Shortly after the move from acute-care to post-care, the doctors at the facility prescribed drugs to keep him calmer but it just made him drowsy. We initially saw the benefit of this, but later began to wonder if it was done to eliminate the cost of a one-on-one or to cooperate during rehab sessions. Again, we had to trust these strangers. Disturbing issues started to crop up on the Client Assessment Report. Depression was mentioned and David’s weight continued to decline – which made me extremely worried and stressed.
David became highly agitated when taken to P/T and did not want to cooperate during other sessions. We totally got that! He didn’t want to be there, but his inability to speak (termed Aphasia) hindered most communication. We now know that the P/T exercises were extremely painful to him and he was swearing at them but no one could understand what he was saying.
It became a comedy routine as we tried to think up new ways to get him to his therapies. The ramp leading to one building had a guardrail that we tried to bypass because he would hang on to if he could reach it as it was at the right height to grab from the sitting position of his wheelchair. Or he would motion that he wanted us to go left…and we would go right and the comical process of hand motions would go on until one of us could convince him that everything was okay.
As wearisome as this was, the fact he was fighting back was wonderful. His grip was amazing, showing us his upper body strength in reaching beyond his chair. But it also revealed that he had an understanding and awareness that was not present before…and we saw the possibilities emerge.
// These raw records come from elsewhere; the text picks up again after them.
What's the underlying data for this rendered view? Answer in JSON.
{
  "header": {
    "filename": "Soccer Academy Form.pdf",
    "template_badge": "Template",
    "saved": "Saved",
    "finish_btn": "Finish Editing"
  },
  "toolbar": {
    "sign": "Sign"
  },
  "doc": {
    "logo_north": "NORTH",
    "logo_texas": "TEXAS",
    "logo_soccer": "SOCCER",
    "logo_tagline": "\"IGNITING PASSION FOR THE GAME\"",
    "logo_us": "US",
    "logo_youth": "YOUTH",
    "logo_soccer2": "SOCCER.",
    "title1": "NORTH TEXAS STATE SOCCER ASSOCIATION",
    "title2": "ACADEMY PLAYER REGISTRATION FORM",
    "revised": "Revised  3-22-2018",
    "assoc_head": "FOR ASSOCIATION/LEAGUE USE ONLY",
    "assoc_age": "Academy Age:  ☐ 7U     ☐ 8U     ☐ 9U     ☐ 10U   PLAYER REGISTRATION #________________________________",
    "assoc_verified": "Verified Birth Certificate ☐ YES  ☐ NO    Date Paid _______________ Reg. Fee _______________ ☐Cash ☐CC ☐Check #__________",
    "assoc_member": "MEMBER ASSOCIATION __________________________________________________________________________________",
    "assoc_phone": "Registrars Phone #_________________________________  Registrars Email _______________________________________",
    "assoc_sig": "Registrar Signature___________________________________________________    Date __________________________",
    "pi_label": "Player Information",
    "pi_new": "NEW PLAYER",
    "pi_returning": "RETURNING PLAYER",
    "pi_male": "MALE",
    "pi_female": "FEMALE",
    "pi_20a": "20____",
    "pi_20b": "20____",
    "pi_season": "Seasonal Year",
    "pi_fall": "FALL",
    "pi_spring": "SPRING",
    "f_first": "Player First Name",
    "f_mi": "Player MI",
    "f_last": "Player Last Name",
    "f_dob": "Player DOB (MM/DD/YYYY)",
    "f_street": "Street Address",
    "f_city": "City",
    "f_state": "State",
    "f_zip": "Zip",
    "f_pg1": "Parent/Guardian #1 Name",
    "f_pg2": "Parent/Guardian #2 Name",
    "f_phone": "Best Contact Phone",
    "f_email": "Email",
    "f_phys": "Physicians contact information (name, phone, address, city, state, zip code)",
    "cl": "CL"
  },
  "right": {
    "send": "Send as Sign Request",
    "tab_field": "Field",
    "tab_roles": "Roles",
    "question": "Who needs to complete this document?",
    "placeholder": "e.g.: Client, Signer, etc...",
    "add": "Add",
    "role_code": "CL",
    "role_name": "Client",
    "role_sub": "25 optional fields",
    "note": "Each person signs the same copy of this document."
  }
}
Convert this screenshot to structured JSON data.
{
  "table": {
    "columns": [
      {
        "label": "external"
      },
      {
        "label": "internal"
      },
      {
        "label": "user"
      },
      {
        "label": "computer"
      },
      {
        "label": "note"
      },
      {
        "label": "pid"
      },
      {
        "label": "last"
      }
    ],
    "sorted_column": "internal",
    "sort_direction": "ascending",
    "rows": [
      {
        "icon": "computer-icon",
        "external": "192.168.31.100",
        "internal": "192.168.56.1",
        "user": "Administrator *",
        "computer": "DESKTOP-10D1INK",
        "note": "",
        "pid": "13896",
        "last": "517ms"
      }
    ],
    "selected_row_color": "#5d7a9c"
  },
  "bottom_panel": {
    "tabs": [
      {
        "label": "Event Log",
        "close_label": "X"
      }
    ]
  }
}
This behavior persisted and we had to be creative in how we got him into and out of the buildings, and eventually we had to hide our cars so he wouldn’t try to make a “run” for it in his wheel chair. We saw this as all part of the recovery process and as difficult as it was to witness; we were committed to seeing it through.
David had a funny side to things and as a child; he went out of his way to be ‘the clown’. When he was in a humorous mood one day, he took a set of nose/glasses with a mustache attached and put them on, then gave us thumbs up. We let him know it was okay to be silly and it was reassuring to know that he still had that.
It was during this time, that we began to see what we later termed the’ checking out phase’ of David’s wife. The more we became involved, the more she seemed to back away. We believed we had the same goal, which was to get David walking and out of the facility but it turned out she was not on board with some of our goals. Our concerns were compounded by the lack of information that we received, then later learned was being sent to her and not always passed on to us. Although a common occurrence with spouses of TBI victims, we did not realize this as a red flag that would eventually end David’s marriage.
Then a demand came from the facility to submit names and times of who would visit by Thursday of each week…and it became obvious they no longer wanted us to interfere. We were determined, however, to continue our oversight, no matter what the facility thought. Their dysfunction between staff and doctors would not deter us from our mission – which was to see that David received as much therapy as possible so he could continue to improve and move forward.
Since recovery from a TBI (Traumatic Brain Injury) is a marathon of sorts, we decided early on that we were in it for the long haul and felt that as a family, it was important to stay involved with every aspect of the rehabilitation process. My sister tried to establish a time-line for when David might be on a bowel and bladder program that the facility agreed to start with the first Client Report. We had many ‘plans of action’ and had to revise them when it didn’t work out but we kept at it until we found a solution. That’s what families do…they stick with it and don’t give up!
Every so often, we would broadcast e-mails to family and friends while David’s dad provided update’s to his coworkers, to let them know his progress. Their support with cards and e-mails kept coming and we truly appreciated and felt blessed by this constant communication. Once again, the need to stay in touch with family and friends and avoid isolating yourself, seek support groups if you are having trouble coping with issues.
As the characters in The Ancient Whisper readjusted to a different life after a tragic accident suddenly propelled them into another state, we were adjusting to living in another climate. We struggled with unpaid bills and everyday issues, and dealt with the insurance company, invoices from the facility, hospitals for previous stays, ambulances, CT scans…the bills were starting to mount. But somehow, we were seeing progress.
A dear friend gave me a plaque that reads: “Never…Never…Never Give Up!” by Winston Churchill…and we never will!